> _Exercise_: In total, how many lines of the data contain the word "padding"? Only that number is wanted.

== Segment start ==

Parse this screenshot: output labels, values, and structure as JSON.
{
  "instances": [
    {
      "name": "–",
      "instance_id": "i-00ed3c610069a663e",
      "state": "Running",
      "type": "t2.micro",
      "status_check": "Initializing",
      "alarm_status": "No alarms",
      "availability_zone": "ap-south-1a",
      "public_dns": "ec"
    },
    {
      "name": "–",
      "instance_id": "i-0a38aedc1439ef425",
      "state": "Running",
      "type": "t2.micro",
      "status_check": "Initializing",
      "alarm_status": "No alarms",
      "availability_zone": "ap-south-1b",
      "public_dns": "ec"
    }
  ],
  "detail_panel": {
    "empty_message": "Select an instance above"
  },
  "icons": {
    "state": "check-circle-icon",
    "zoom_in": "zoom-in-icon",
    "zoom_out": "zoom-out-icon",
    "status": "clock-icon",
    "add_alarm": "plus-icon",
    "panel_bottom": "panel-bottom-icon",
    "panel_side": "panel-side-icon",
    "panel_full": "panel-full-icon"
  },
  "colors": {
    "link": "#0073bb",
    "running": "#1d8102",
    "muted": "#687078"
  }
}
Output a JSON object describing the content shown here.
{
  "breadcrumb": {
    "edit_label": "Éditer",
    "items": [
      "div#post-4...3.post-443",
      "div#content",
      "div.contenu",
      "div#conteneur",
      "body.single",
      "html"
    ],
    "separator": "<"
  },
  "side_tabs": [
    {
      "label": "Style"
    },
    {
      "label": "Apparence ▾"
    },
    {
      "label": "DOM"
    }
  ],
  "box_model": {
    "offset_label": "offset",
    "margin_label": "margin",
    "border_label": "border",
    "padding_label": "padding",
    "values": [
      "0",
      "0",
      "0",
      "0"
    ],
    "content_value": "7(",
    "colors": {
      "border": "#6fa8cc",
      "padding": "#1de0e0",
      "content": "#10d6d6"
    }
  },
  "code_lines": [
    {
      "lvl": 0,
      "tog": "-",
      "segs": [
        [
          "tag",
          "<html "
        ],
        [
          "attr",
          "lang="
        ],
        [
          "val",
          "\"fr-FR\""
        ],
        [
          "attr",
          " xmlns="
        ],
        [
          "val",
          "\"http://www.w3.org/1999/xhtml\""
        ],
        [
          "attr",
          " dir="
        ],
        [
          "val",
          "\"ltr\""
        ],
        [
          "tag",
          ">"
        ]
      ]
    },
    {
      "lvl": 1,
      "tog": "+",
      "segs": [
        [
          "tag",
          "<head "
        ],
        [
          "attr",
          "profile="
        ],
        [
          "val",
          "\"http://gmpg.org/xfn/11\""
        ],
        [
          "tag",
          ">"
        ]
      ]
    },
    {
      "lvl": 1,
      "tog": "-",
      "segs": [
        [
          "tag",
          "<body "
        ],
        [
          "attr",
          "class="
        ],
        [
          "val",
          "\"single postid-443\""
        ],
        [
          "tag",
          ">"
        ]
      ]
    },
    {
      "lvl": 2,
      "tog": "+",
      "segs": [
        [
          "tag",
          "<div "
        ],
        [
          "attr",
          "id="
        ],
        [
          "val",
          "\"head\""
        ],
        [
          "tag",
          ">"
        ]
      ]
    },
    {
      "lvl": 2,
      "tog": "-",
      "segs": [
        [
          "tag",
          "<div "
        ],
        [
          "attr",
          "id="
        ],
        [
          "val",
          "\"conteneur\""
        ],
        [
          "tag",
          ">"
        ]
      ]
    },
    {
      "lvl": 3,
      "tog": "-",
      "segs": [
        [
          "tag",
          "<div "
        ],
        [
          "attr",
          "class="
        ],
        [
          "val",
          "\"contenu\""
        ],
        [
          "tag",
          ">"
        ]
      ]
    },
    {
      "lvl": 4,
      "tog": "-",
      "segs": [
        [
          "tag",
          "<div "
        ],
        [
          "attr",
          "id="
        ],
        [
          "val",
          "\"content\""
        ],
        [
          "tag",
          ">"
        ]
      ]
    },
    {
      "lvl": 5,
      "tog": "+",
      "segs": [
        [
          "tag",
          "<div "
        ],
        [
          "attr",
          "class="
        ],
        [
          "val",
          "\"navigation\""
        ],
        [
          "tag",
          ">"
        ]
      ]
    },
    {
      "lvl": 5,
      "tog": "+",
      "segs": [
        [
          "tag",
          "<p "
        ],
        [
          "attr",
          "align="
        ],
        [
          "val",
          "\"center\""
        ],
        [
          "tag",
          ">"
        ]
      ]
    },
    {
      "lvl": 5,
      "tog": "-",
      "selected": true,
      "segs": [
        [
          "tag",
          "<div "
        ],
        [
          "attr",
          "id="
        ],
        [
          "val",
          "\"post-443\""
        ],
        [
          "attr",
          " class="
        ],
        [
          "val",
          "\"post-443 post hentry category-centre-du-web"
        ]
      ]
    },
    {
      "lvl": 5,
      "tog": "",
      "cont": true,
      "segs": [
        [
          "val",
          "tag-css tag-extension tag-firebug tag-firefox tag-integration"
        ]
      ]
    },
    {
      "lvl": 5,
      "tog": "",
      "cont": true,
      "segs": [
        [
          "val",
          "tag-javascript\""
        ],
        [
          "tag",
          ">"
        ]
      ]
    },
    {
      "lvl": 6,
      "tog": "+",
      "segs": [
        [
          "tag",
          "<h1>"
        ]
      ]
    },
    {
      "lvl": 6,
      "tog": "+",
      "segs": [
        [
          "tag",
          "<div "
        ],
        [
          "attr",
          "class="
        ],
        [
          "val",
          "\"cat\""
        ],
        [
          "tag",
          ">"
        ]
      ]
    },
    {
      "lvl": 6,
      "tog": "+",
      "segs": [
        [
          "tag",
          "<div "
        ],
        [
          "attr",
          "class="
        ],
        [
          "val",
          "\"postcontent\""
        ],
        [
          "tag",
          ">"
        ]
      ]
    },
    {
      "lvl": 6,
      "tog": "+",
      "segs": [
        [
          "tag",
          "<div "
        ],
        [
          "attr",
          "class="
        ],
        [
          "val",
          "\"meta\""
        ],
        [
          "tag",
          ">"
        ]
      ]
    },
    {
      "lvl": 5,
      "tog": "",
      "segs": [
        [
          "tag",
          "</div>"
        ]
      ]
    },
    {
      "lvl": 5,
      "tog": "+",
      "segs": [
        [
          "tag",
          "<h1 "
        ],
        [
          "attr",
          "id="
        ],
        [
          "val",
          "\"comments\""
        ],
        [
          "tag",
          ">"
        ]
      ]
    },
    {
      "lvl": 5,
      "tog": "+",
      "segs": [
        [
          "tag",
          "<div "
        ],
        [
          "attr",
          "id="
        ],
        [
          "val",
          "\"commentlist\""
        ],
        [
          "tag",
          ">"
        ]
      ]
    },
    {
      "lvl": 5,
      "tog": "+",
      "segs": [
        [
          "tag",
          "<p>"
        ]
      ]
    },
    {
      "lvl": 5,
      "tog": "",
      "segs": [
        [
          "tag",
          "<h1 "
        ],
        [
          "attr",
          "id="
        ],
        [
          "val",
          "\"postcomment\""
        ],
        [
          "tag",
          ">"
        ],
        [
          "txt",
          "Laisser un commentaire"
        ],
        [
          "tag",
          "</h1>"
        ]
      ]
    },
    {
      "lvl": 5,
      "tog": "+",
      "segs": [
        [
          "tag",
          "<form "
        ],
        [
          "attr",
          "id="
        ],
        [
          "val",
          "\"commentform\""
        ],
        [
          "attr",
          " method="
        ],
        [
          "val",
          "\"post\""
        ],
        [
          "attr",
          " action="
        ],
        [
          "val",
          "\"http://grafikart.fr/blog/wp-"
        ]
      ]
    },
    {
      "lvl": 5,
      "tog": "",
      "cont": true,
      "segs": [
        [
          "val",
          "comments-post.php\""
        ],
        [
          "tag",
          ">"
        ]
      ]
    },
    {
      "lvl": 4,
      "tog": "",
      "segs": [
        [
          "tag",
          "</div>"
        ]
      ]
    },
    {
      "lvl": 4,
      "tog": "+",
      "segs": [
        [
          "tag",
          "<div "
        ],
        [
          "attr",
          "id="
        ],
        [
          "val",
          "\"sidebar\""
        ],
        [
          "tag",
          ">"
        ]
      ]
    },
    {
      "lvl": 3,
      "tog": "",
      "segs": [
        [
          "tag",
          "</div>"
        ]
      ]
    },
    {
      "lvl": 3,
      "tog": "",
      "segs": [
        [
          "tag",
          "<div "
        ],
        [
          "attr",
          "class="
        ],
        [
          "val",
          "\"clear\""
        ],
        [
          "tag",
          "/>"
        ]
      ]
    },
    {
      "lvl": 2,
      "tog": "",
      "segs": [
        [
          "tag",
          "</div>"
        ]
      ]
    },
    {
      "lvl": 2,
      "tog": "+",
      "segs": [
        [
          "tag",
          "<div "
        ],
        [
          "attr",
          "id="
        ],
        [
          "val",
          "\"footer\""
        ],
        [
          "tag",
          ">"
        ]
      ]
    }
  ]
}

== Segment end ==

> _Task solution_: 2